- [What to work on] Report all lines below with the word "label".

- [Exercise material]
────────────────────────────────────────

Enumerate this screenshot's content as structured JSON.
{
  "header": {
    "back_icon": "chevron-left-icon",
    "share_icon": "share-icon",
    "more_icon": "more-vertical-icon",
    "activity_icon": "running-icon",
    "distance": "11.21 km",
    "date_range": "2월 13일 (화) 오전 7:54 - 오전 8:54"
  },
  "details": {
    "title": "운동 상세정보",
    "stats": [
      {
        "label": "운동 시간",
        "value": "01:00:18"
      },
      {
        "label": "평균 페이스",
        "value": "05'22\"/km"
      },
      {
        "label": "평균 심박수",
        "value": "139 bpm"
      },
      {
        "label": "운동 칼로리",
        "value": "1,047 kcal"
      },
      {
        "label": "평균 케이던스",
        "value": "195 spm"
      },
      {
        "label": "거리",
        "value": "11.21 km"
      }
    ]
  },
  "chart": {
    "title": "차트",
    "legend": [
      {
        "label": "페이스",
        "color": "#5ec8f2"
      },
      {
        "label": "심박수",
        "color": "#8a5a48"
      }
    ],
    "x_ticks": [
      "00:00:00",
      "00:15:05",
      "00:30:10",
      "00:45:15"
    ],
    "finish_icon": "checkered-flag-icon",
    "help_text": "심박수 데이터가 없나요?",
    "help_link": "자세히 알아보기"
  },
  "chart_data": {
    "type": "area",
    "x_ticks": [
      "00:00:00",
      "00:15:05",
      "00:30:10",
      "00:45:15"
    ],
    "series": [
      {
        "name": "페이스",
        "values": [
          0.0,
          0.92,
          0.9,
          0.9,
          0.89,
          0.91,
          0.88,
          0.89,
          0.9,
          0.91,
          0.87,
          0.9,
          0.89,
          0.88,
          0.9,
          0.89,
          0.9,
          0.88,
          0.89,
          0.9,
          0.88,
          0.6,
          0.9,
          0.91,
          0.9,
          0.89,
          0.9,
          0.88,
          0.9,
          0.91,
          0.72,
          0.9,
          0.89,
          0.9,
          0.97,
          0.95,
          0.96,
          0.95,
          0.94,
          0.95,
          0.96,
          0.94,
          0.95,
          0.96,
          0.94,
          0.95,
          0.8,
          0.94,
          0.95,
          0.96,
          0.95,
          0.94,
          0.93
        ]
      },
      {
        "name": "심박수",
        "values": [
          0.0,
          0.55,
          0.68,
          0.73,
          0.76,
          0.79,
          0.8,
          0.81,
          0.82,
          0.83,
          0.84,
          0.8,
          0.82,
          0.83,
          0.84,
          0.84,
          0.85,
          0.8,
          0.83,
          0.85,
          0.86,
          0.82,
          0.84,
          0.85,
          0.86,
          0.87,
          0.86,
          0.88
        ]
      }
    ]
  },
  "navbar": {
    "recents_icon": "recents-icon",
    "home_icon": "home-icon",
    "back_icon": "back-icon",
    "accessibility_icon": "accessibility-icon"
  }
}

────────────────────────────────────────

- [Answer section]
        "label": "운동 시간",
        "label": "평균 페이스",
        "label": "평균 심박수",
        "label": "운동 칼로리",
        "label": "평균 케이던스",
        "label": "거리",
        "label": "페이스",
        "label": "심박수",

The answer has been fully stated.